In these last few months, we have been busy transitioning after our recent acquisition by Data Control, LLC, a local Richmond based database programming company that has been partnered with ActiveNation many times over the past years when we have needed each others’ services.

Now, as the two companies have merged into one, we have become a more efficient well-oiled machine that is ready to serve all of your search engine optimization, search engine marketing, pay-per-click management, and website development and maintenance needs and desires, as well as a variety of other programming services through our new parent company.

 

Moving Forward:

While we have been away, the world has kept turning.  The internet never stops changing, and so we must always be vigilant in our attempt to stay on top of the newest in internet trends.  While there isn’t enough space in this blog to go into detail about all the changes that have taken place, we wanted to list some of the topics to be covered in the upcoming posts, if only to whet your appetite.

 

The World Goes Mobile:

Smartphones have become the name of the game in the market of the modern age.  The internet is no longer limited to big bulky desktops or laptops where a local ethernet jack is readily available.  All of the world’s information now rests literally in the palm of our hand, and we must be prepared to face it.

Google Plus: The New Facebook?

Google has finally decided to get into the social media game with their new platform, Google Plus.  How will this affect the way we do business?  Is this the wave of the future or a fad that will fade into the background as quickly and quietly as myspace has over the past few years?

QR: Decoding the Trend:

If you have seen the square barcodes around, you know that these days people are being directed to websites and advertising material even when they are not surfing the web.  You could be walking around the local art museum or shopping mall, see one of these qr codes, scan it into your smartphone, and suddenly you are looking at the company’s specialized website.  How do we utilize this new trend in all of our marketing ideas?

 

It’s All About The Future

These topics and more are only the beginning of the latest in internet trends.  Internet marketing has become a whole new ballgame, and as we continue along the never-ending path towards website marketing, it will only get more exciting as the technology continues to radically change the way we do business everyday.

postheadericon Web Design vs. Web Development: What’s So Different?

Most commonly people believe that web design and web development are just two different terms for the same thing.

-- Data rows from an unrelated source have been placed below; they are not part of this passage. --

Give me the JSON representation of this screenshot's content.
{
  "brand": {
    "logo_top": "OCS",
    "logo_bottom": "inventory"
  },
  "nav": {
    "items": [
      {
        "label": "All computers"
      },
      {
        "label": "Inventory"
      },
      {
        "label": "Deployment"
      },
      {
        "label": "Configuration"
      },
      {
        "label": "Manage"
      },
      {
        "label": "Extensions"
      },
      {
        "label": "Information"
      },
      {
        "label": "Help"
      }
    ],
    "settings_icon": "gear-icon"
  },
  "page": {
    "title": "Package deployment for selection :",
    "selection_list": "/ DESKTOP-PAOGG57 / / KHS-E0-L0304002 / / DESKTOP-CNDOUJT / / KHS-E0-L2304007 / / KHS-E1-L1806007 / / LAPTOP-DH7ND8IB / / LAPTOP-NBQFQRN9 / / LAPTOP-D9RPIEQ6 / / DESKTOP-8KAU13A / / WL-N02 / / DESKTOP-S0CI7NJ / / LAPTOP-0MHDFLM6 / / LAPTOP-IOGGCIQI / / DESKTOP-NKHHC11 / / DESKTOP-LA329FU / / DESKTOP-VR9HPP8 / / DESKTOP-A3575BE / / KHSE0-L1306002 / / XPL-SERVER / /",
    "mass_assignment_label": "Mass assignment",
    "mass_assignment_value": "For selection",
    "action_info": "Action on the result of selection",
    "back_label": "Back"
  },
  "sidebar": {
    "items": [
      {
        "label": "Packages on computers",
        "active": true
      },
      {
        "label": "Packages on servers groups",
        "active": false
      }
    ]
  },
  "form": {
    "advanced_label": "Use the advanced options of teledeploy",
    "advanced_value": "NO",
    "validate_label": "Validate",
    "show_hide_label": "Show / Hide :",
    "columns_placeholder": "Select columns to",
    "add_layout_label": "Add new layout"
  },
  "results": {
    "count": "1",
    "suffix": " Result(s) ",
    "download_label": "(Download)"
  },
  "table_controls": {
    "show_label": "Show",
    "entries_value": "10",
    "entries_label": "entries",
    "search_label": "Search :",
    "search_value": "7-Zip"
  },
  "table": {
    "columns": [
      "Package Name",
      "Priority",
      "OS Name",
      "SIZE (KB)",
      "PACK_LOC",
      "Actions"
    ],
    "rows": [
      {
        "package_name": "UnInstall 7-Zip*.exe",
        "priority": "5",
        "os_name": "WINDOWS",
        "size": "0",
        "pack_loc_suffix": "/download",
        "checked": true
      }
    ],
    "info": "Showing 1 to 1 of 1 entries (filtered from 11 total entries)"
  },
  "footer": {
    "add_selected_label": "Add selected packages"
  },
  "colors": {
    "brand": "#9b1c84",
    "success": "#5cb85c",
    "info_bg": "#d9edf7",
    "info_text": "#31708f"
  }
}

Well, not exactly. It’s understandable why you would think this way considering they both go hand in hand, have many similarities, and you can’t really have one without the other. But they aren’t the exact same thing.

Web design focuses on the visual aspect of the website, the appearance. After all the key word in Web Design is…design. It’s basically a given but at the same time there is a little bit more that can go into design that also compliments Web Development. While web design can also involve basic coding like html and css web designers also utilize graphics, basic art and other design tools to produce a creative website. The design of the website also involves the smoothness of its navigation, the chicness in the appearance and the balancing of the two.

Wed Development is an elaboration of web design. Again the two go hand in hand, so while the design aspect is focused on the display of the site, development is what allows the design to be generated through codes, programming and other various elements. The web development process is what keeps the site running adequately.

In a nutshell you see the main differences between the two, and while they are pretty similar, they still each have their own identities and play different roles in the process of developing a website.

This picture is a great [and hilarious] approach to distinguishing the differences between a web designer and a web developer. Enjoy! [Image via www.sixrevisions.com]